It is made like a brownie - minus the flour, of course - it is deeply chocolatey, fudgey, and has a lovely delicate top crust. It is ridiculously easy to make, too. This one is a keeper. It is everything I wanted the souffle cake to be, but wasn't.
Thanks so much to all of the lovely ladies who baked along with me this week!
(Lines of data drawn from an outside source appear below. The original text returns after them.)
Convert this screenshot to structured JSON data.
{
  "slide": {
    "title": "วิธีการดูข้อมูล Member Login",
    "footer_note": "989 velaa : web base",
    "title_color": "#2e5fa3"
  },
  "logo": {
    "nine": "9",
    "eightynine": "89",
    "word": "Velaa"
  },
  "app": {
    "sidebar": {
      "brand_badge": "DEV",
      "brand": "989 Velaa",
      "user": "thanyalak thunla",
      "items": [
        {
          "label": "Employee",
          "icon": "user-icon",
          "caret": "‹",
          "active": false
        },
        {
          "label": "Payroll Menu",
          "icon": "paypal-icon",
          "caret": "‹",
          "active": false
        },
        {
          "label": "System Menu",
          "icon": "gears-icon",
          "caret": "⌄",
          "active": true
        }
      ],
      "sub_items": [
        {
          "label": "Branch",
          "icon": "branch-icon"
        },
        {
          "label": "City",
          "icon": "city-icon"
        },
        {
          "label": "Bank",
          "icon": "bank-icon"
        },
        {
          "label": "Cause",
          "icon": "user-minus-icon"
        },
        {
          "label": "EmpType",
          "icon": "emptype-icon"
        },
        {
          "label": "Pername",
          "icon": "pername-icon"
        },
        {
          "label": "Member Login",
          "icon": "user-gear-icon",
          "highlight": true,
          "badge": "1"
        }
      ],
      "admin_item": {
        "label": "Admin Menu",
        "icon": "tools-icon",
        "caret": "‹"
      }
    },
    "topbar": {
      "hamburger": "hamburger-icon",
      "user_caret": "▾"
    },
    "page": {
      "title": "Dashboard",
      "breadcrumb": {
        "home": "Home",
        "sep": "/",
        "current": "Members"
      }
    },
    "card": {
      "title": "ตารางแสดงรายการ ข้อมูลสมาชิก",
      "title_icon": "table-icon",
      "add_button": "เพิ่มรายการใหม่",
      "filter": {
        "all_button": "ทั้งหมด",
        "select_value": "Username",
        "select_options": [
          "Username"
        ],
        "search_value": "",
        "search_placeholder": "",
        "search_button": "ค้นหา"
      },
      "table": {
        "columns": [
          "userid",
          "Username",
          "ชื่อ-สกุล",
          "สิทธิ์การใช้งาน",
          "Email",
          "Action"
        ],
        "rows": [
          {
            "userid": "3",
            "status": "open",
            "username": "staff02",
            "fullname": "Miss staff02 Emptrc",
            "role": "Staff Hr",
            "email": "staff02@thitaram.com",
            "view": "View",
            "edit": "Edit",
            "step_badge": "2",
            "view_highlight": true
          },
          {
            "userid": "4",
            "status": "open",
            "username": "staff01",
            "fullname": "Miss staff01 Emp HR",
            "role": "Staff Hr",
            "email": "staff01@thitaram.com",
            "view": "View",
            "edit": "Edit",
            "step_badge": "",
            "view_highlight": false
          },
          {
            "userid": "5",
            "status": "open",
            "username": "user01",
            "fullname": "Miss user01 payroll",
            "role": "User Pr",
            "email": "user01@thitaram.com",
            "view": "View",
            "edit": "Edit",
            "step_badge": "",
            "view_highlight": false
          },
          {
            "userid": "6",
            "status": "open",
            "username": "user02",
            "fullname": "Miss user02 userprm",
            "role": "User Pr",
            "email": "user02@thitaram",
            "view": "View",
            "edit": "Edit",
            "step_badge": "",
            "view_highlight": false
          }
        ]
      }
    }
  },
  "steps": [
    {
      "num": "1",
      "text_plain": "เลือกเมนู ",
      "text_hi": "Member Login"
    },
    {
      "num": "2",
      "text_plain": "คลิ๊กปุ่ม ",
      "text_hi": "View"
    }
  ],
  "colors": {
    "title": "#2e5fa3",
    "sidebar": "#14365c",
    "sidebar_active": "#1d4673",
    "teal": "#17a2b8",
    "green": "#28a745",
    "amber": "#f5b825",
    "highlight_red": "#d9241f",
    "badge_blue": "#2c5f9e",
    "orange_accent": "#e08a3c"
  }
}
It is such a pleasure to be a part of such a wonderful group, and I so love visiting your creative, beautiful, entertaining blogs every week.